Author’s note: As I mentioned in another column, I’m working on a novel that contains a character loosely based on my mother, partly just as an excuse to have her in my head. In the process, I ended up rereading this old essay. The illness described here was not the one that finally got her — she was around another 13 years.
“When My Mother Became The Freaking Buddha” is adapted from my 2005 collection, Above Us Only Sky.
One day in May of 1995, I got a call from my mother. “I was just picking up the phone to call you,” I assured her, knowing she was anxious to hear the latest on a book deal I was hoping to get. I was supposed to call the minute I knew anything, but I hadn’t. Well, only two days had gone by since I’d heard the news, which wasn’t too good, and anyway, one has to balance the pleasantness of one’s mother’s interest in the minutiae of one’s life with its faintly annoying aspect.
Making up for my tardiness, I launched into the tale, and it wasn’t until she broke in and said, “Well, I have to go soon and —”
“I’m almost done,” I said.
“Yes, but I have some bad news.”
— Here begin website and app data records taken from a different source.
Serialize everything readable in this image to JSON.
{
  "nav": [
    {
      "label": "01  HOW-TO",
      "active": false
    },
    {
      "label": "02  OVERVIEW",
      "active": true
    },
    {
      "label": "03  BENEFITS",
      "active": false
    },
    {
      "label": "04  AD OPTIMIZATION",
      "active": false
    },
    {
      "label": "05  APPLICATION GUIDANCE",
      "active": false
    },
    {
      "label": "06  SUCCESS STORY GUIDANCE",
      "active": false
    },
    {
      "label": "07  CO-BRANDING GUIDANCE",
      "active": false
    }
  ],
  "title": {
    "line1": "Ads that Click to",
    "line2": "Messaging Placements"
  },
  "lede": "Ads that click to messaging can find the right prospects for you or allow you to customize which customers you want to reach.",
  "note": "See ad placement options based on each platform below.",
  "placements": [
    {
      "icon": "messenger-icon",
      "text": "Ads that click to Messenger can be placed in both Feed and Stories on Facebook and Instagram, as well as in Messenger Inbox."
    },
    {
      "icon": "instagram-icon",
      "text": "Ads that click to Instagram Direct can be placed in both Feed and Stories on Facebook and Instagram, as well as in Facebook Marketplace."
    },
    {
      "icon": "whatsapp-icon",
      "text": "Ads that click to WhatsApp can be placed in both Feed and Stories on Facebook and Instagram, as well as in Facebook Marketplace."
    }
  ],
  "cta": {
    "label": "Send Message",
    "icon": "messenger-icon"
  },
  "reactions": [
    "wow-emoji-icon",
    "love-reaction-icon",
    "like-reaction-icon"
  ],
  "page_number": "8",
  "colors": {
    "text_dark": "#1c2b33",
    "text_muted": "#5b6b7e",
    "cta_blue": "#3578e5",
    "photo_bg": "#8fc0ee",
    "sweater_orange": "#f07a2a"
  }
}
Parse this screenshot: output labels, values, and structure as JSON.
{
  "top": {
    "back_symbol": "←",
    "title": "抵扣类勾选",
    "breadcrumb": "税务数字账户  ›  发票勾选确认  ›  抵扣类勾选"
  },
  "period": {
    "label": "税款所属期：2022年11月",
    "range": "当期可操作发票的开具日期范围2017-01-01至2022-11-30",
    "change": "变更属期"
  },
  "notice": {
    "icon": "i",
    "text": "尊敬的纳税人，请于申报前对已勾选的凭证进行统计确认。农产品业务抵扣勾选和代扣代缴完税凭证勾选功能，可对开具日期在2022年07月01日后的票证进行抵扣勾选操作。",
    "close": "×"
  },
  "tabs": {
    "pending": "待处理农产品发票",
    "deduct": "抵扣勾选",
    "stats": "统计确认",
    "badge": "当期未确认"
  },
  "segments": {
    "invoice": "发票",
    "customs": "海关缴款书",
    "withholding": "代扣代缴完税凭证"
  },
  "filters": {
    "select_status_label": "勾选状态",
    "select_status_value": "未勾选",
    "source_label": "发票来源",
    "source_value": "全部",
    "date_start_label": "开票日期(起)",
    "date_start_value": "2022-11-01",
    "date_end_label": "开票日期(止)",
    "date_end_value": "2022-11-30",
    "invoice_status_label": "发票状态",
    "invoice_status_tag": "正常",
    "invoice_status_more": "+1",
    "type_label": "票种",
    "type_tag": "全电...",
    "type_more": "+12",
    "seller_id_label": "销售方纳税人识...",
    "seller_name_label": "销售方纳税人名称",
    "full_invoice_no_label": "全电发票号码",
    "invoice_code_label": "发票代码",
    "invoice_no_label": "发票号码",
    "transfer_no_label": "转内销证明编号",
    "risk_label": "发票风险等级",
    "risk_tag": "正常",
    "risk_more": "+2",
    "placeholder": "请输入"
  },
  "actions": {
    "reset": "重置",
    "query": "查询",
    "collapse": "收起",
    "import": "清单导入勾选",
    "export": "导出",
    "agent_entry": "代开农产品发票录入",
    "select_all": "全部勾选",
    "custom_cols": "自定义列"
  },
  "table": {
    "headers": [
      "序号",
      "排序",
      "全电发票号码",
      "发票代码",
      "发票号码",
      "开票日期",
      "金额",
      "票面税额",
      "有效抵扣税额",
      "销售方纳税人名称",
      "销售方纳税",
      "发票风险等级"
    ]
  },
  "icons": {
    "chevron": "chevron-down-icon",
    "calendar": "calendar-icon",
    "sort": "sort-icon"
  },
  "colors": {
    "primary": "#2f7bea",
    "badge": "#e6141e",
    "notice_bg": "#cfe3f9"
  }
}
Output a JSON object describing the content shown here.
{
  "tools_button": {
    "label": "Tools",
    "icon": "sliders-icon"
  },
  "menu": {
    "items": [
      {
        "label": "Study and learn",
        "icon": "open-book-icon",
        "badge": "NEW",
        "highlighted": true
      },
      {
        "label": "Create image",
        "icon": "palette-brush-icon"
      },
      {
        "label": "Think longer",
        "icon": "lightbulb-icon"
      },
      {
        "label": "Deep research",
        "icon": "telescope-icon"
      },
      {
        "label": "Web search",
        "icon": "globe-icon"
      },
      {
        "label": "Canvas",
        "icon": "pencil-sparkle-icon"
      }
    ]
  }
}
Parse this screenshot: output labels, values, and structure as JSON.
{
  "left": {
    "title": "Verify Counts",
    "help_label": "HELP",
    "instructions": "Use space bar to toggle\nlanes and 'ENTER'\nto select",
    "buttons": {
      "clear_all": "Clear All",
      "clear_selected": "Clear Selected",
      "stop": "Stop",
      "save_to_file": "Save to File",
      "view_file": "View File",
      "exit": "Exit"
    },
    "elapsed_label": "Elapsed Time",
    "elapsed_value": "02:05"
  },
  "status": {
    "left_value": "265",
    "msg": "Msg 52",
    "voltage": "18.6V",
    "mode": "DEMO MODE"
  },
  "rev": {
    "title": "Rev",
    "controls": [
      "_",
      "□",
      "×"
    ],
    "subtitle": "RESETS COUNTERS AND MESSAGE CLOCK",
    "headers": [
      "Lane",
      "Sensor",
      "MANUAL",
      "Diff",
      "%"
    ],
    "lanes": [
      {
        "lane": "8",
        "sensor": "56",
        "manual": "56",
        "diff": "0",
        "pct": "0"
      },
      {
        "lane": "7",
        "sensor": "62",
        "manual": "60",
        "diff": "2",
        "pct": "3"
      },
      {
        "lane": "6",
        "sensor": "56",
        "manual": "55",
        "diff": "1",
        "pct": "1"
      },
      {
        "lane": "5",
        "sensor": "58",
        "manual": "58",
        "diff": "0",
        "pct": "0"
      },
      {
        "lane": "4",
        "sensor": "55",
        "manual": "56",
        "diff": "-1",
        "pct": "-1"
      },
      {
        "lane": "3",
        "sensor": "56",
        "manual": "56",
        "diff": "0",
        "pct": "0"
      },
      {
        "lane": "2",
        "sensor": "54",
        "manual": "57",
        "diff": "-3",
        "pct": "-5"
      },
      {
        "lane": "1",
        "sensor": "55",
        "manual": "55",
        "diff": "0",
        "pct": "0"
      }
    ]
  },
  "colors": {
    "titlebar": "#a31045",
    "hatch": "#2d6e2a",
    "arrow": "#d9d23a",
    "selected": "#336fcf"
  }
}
“Well… It looks like I have a little cancer,” she said, and then, in the five minutes remaining until her boyfriend Ceddie picked her up to go eat Chinese, and interrupted by my shrieks of what and how and when, she told me that she’d been diagnosed with non-Hodgkins lymphoma, she had known for over a month, she was starting a course of chemotherapy and radiation on Friday, and she had a fifty percent chance of cure. Then Ceddie was there, and she had to run. “Oh, Mommy,” I said helplessly.